_EXERCISE OBJECTIVE:_
Search the entries for the word "subtitle". Copy every line that holds it.

[[ LISTED RECORDS, beginning ]]

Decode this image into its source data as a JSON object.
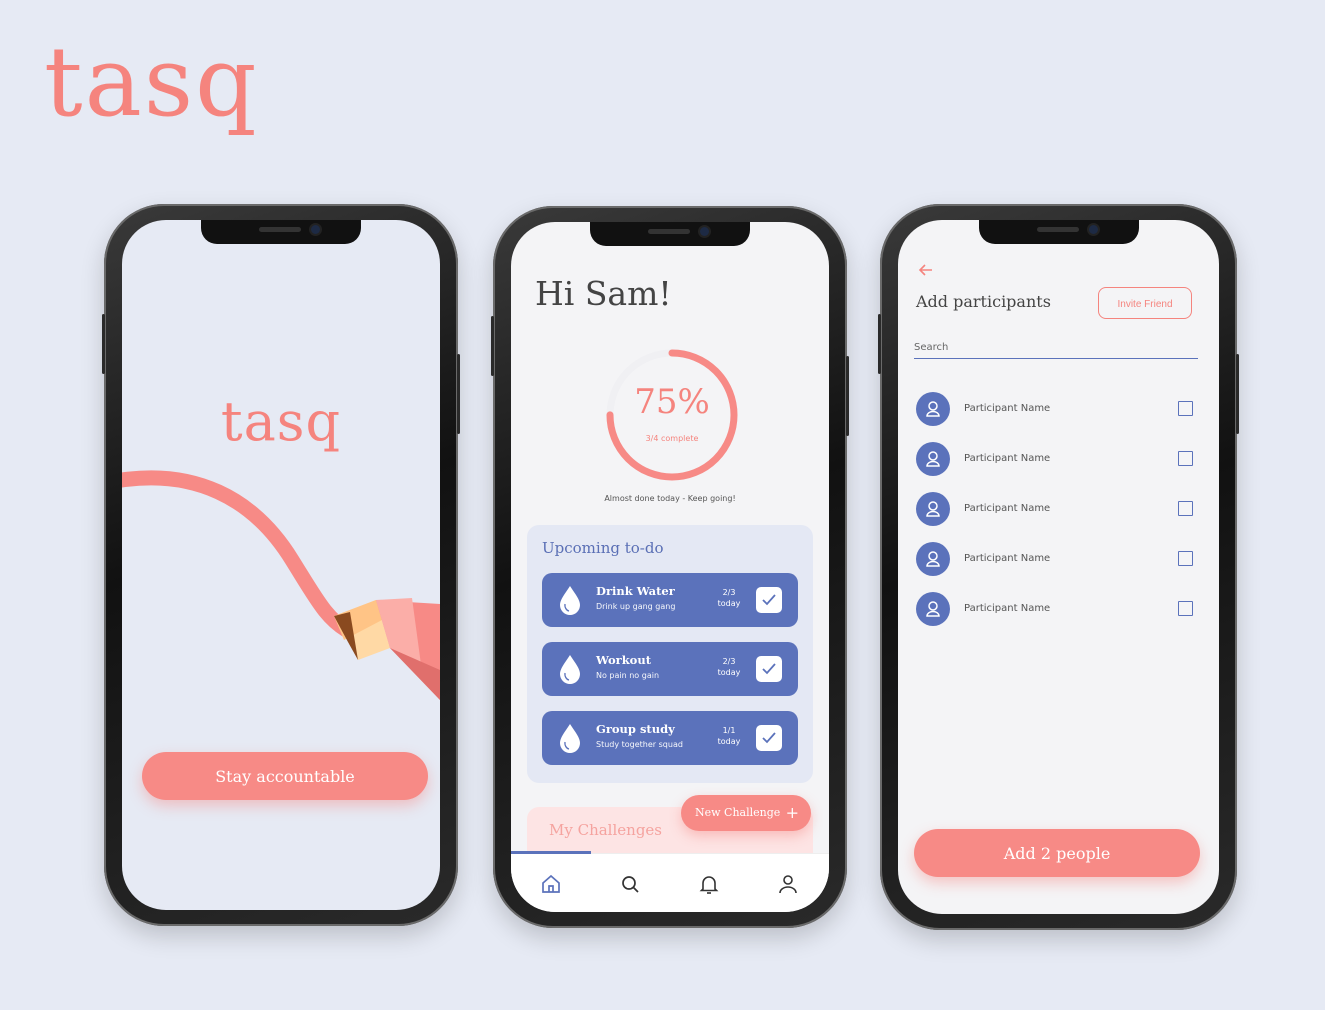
{
  "brand": {
    "logo_text": "tasq"
  },
  "colors": {
    "background": "#e6eaf4",
    "coral": "#f78a86",
    "brand_blue": "#5b72bb"
  },
  "splash": {
    "logo_text": "tasq",
    "cta_label": "Stay accountable"
  },
  "home": {
    "greeting": "Hi Sam!",
    "progress": {
      "percent_label": "75%",
      "fraction": 0.75,
      "sub_label": "3/4 complete",
      "message": "Almost done today - Keep going!"
    },
    "upcoming_title": "Upcoming to-do",
    "todos": [
      {
        "title": "Drink Water",
        "subtitle": "Drink up gang gang",
        "count": "2/3",
        "when": "today",
        "icon": "water-drop-icon"
      },
      {
        "title": "Workout",
        "subtitle": "No pain no gain",
        "count": "2/3",
        "when": "today",
        "icon": "water-drop-icon"
      },
      {
        "title": "Group study",
        "subtitle": "Study together squad",
        "count": "1/1",
        "when": "today",
        "icon": "water-drop-icon"
      }
    ],
    "challenges_title": "My Challenges",
    "new_challenge_label": "New Challenge",
    "new_challenge_icon": "plus-icon",
    "tabs": [
      "home-icon",
      "search-icon",
      "bell-icon",
      "user-icon"
    ]
  },
  "participants": {
    "title": "Add participants",
    "invite_label": "Invite Friend",
    "search_placeholder": "Search",
    "people": [
      {
        "name": "Participant Name"
      },
      {
        "name": "Participant Name"
      },
      {
        "name": "Participant Name"
      },
      {
        "name": "Participant Name"
      },
      {
        "name": "Participant Name"
      }
    ],
    "add_label": "Add 2 people"
  }
}
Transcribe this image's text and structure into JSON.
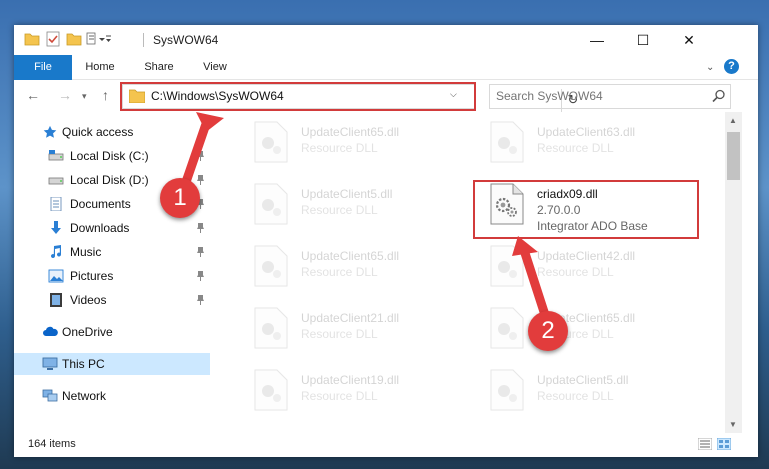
{
  "window": {
    "title": "SysWOW64",
    "controls": {
      "minimize": "—",
      "maximize": "☐",
      "close": "✕"
    }
  },
  "ribbon": {
    "tabs": [
      "File",
      "Home",
      "Share",
      "View"
    ],
    "help": "?"
  },
  "nav": {
    "back": "←",
    "forward": "→",
    "recent": "▾",
    "up": "↑",
    "address": "C:\\Windows\\SysWOW64",
    "address_dropdown": "⌵",
    "refresh": "↻",
    "search_placeholder": "Search SysWOW64"
  },
  "sidebar": {
    "items": [
      {
        "label": "Quick access",
        "icon": "star-icon"
      },
      {
        "label": "Local Disk (C:)",
        "icon": "drive-icon"
      },
      {
        "label": "Local Disk (D:)",
        "icon": "drive-icon"
      },
      {
        "label": "Documents",
        "icon": "documents-icon"
      },
      {
        "label": "Downloads",
        "icon": "download-icon"
      },
      {
        "label": "Music",
        "icon": "music-icon"
      },
      {
        "label": "Pictures",
        "icon": "pictures-icon"
      },
      {
        "label": "Videos",
        "icon": "videos-icon"
      },
      {
        "label": "OneDrive",
        "icon": "cloud-icon"
      },
      {
        "label": "This PC",
        "icon": "computer-icon"
      },
      {
        "label": "Network",
        "icon": "network-icon"
      }
    ]
  },
  "files": [
    {
      "name": "UpdateClient65.dll",
      "desc": "Resource DLL"
    },
    {
      "name": "UpdateClient63.dll",
      "desc": "Resource DLL"
    },
    {
      "name": "UpdateClient5.dll",
      "desc": "Resource DLL"
    },
    {
      "name": "criadx09.dll",
      "version": "2.70.0.0",
      "desc": "Integrator ADO Base"
    },
    {
      "name": "UpdateClient65.dll",
      "desc": "Resource DLL"
    },
    {
      "name": "UpdateClient42.dll",
      "desc": "Resource DLL"
    },
    {
      "name": "UpdateClient21.dll",
      "desc": "Resource DLL"
    },
    {
      "name": "UpdateClient65.dll",
      "desc": "Resource DLL"
    },
    {
      "name": "UpdateClient19.dll",
      "desc": "Resource DLL"
    },
    {
      "name": "UpdateClient5.dll",
      "desc": "Resource DLL"
    }
  ],
  "status": {
    "item_count": "164 items"
  },
  "annotations": {
    "step1": "1",
    "step2": "2"
  },
  "colors": {
    "accent": "#1979ca",
    "highlight": "#d23b3b",
    "selection": "#cce8ff"
  }
}
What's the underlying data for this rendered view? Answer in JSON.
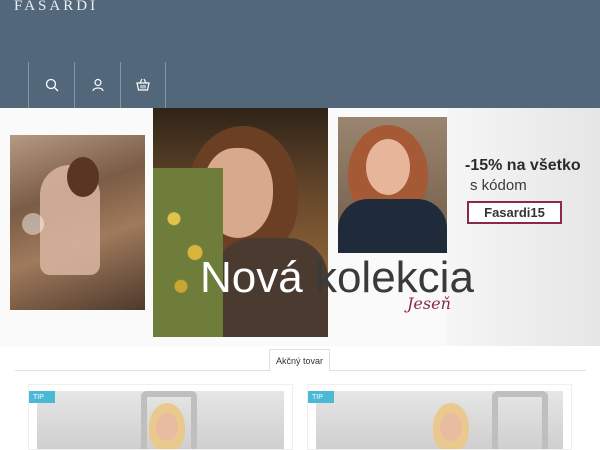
{
  "header": {
    "logo": "FASARDI",
    "background": "#53677a",
    "icons": [
      {
        "name": "search-icon"
      },
      {
        "name": "user-icon"
      },
      {
        "name": "basket-icon"
      }
    ]
  },
  "banner": {
    "promo_line1": "-15% na všetko",
    "promo_line2": "s kódom",
    "promo_code": "Fasardi15",
    "headline_word1": "Nová",
    "headline_word2": "kolekcia",
    "headline_script": "Jeseň",
    "accent": "#8a2a48"
  },
  "section": {
    "tab_label": "Akčný tovar"
  },
  "products": [
    {
      "badge": "TIP"
    },
    {
      "badge": "TIP"
    }
  ],
  "colors": {
    "tip_badge": "#49b9d6"
  }
}
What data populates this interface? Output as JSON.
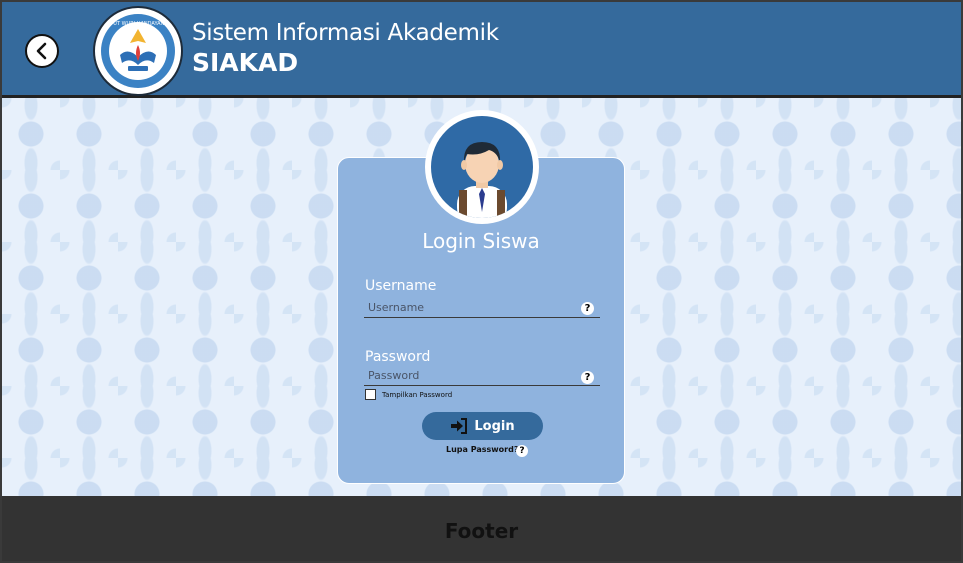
{
  "header": {
    "subtitle": "Sistem Informasi Akademik",
    "title": "SIAKAD",
    "back_icon": "chevron-left-icon",
    "logo": "tut-wuri-handayani-logo",
    "logo_text": "TUT WURI HANDAYANI"
  },
  "login": {
    "title": "Login Siswa",
    "avatar": "student-avatar",
    "username_label": "Username",
    "username_placeholder": "Username",
    "password_label": "Password",
    "password_placeholder": "Password",
    "help_icon_glyph": "?",
    "show_password_label": "Tampilkan Password",
    "show_password_checked": false,
    "login_button": "Login",
    "login_icon": "sign-in-icon",
    "forgot_password": "Lupa Password?"
  },
  "footer": {
    "text": "Footer"
  },
  "colors": {
    "header_bg": "#356a9c",
    "card_bg": "#8fb3de",
    "button_bg": "#356a9c",
    "footer_bg": "#333333",
    "pattern_bg": "#e7f0fb"
  }
}
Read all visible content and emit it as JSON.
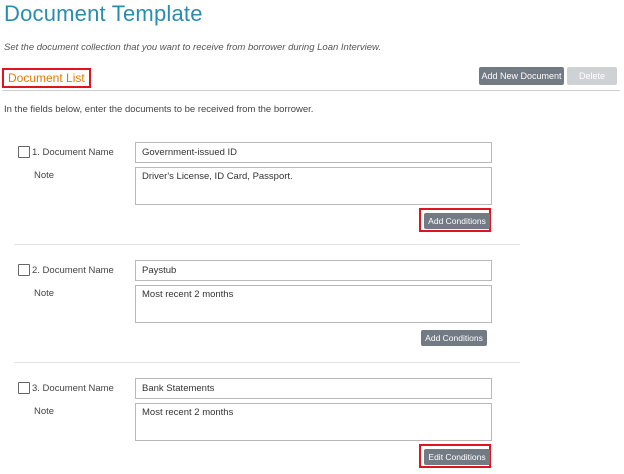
{
  "page": {
    "title": "Document Template",
    "subtitle": "Set the document collection that you want to receive from borrower during Loan Interview.",
    "section_title": "Document List",
    "add_new_document_label": "Add New Document",
    "delete_label": "Delete",
    "instruction": "In the fields below, enter the documents to be received from the borrower."
  },
  "documents": [
    {
      "label": "1. Document Name",
      "name_value": "Government-issued ID",
      "note_label": "Note",
      "note_value": "Driver's License, ID Card, Passport.",
      "conditions_label": "Add Conditions",
      "checked": false
    },
    {
      "label": "2. Document Name",
      "name_value": "Paystub",
      "note_label": "Note",
      "note_value": "Most recent 2 months",
      "conditions_label": "Add Conditions",
      "checked": false
    },
    {
      "label": "3. Document Name",
      "name_value": "Bank Statements",
      "note_label": "Note",
      "note_value": "Most recent 2 months",
      "conditions_label": "Edit Conditions",
      "checked": false
    }
  ],
  "colors": {
    "title": "#2a8dae",
    "section_title": "#e07b00",
    "highlight_border": "#e0141e",
    "button_primary": "#727a84",
    "button_disabled": "#cfd2d5"
  }
}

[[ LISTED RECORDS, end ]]

_RESULT OF THE TASK:_
        "subtitle": "Drink up gang gang",
        "subtitle": "No pain no gain",
        "subtitle": "Study together squad",
    "subtitle": "Sistem Informasi Akademik",
    "subtitle": "Set the document collection that you want to receive from borrower during Loan Interview.",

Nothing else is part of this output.